Cotton wool. Whilst you swear to God you need white spirit to remove that first poop, it’s all about cotton wool and warm water. (If you’ve had a water birth, Jo would recommend hanging out in the pool until the meconium has passed, though she did feel a bit bad for the HCA who drained it and found what is effectively tar stuck the bottom! It’s also handy for wiping the poop off yourself if little one relieves themselves on you, as happened to Lauren! Wherever it happens, you won’t care, you’ve just done an amazing thing!
Vests, babygros and soft hats. Remember that your baby has spent nine months in water. Scratchy manmade fibres will feel horrible. Keep it natural and gentle. Wash in non-biological detergent before packing.
Extra tip: like size 1 nappies, newborn clothes can be much too big. First Size or Tiny Baby bits are often useful in the beginning.
Muslins. Again, washed in non-bio. Useful for receiving and for when the midwives pat and wrap baby after birth – much softer than hospital towels.
Blanket. Thickness according to the season but always as soft as possible. Remember newborns don’t sweat so don’t be tempted to pile on the layers – one more layer than you’re wearing is a good guide.
Car seat. Hospitals generally won’t let you leave without seeing you put baby in their seat.
Bag Three: Birth Partner’s Stuff
Snacks for you and them. High energy items – nuts, seeds, dried fruit, cereal bars, jelly babies, glucose tablets, smoothies. Try to avoid anything that will give you a sugar or caffeine high and then a crash a few hours later. Labour is exhausting, without adding to the tiredness. That said, you also want to feel comforted and have a variety of options – what you think you might want to eat could turn your stomach on the day.
Phone and charger
Change for hospital car parking. Can total quite a lot, so plenty of coinage. Vending machines and cafeterias deplete your change too – take more than you think you’ll need.
Toiletries and a change of clothes
Shorts and t-shirt. If your partner is anything like our hubbies, they will overheat in the sauna-like temperature of the hospital.
Swimwear. Some hospitals allow partners to get in the birthing pool. If it’s something you would like to do, pack those Speedos!
You can see why we’d prefer a home birth if we have another baby!

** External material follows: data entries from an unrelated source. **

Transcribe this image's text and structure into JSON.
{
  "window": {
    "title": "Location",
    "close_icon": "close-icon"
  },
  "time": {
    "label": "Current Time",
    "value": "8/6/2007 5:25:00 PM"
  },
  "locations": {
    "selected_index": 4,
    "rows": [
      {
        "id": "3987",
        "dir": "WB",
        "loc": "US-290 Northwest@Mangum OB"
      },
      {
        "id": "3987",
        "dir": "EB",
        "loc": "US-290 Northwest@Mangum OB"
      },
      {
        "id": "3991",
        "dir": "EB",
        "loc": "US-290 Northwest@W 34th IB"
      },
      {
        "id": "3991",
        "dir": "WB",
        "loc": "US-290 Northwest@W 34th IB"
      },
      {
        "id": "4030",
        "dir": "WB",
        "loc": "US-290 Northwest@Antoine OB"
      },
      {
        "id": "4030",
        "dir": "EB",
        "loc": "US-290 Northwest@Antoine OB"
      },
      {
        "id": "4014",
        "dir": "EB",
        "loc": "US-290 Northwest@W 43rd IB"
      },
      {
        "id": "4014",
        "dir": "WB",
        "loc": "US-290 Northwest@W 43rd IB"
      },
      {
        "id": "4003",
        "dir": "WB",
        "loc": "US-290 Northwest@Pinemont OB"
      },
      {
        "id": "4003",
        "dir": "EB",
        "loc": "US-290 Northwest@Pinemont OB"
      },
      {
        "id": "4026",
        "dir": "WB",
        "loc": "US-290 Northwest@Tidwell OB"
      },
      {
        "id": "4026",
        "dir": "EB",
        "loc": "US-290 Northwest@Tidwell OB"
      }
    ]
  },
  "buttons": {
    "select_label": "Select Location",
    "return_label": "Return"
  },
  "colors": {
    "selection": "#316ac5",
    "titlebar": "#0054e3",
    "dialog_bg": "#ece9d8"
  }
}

Now all you need to do is stop your hubby eating the hospital snacks in the weeks before you give birth. We hope you have better luck than us with that!
The Mother Side xx